Complete step by step solution:
We will start off by solving the left-hand side of the equation. Here,
we will be first making the denominator of the right-hand side same.
Here, we are using the trigonometric identity,
$1 - {\sin ^2}x = {\cos ^2}x$
Hence, the expression can be written as,
$= (1 + \csc A)(1 - \sin A) \\ = 1 - \sin A + \csc A - \csc A.\sin A \\$
But we know that $\csc A = \dfrac{1}{{\sin A}}$.
$= 1 - \sin A + \csc A - \csc A.\sin A \\ = 1 - \sin A + \csc A - \dfrac{1}{{\sin A}}.\sin A \\ = 1 - \sin A + \csc A - 1 \\ = \dfrac{1}{{\sin A}} - \sin A \\ = \dfrac{{1 - {{\sin }^2}A}}{{\sin A}} \\ = \dfrac{{{{\cos }^2}A}}{{\sin A}} \\ = \dfrac{{\cos A}}{{\sin A}}.\cos A \\ = \cot A.\cos A \\$
Hence, LHS = RHS.

Additional Information: An equation involving one or more trigonometrical ratio of an unknown angle is called a trigonometric equation. a trigonometric equation is different from a trigonometric identity. An identity is satisfied for every value of the unknown angle. The value of an unknown angle which satisfies the given equation is called the root of an equation.

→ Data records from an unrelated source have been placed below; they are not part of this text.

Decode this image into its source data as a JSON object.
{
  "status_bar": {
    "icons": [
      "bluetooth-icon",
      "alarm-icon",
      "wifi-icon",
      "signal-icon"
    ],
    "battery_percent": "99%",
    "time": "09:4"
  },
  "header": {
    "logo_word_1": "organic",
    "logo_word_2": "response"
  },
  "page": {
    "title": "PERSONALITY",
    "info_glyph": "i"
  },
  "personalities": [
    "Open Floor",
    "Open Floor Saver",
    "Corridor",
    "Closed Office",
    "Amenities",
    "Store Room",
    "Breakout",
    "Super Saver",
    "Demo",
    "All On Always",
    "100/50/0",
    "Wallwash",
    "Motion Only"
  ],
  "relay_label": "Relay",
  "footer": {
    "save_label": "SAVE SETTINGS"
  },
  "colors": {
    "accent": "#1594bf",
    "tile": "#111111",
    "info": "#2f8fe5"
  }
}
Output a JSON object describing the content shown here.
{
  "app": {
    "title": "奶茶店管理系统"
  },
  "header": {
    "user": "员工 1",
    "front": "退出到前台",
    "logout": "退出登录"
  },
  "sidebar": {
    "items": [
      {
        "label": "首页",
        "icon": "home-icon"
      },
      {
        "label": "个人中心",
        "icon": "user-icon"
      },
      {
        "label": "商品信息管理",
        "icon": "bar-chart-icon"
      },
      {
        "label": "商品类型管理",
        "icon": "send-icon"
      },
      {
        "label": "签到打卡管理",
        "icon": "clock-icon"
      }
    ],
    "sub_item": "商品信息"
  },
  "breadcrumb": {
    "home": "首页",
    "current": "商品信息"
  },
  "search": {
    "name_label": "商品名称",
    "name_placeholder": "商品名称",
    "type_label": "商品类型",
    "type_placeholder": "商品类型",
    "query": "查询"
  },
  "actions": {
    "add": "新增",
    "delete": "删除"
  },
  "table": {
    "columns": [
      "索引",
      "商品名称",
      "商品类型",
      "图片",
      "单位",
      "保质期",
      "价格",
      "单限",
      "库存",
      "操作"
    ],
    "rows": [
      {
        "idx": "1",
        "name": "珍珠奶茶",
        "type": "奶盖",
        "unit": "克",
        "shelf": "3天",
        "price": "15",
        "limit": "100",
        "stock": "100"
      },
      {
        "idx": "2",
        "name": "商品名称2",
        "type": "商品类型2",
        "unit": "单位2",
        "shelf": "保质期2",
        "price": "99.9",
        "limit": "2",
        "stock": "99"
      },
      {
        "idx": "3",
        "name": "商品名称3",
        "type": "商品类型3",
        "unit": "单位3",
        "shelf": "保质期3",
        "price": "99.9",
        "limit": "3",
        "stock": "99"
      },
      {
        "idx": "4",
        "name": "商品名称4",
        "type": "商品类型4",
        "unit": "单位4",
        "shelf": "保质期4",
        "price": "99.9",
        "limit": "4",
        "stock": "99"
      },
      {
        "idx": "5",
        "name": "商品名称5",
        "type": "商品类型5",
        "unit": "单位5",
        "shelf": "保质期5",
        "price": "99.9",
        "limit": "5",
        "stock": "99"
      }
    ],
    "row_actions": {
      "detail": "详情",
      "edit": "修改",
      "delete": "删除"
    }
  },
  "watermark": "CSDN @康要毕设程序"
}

Note: While choosing the side to solve, always choose the side where you can directly apply the trigonometric identities. Also, remember the trigonometric identities ${\sin ^2}x + {\cos ^2}x = 1$. While opening the brackets make sure you are opening the brackets properly with their respective signs. Also remember that $\cot x = \,\dfrac{{\cos x}}{{\sin x}}$. While applying the double angle identities, first choose the identity according to the terms you have then choose the terms from the expression involving which you are using the double angle identities. While modifying any identity make sure that when you back trace the identity, you get the same original identity.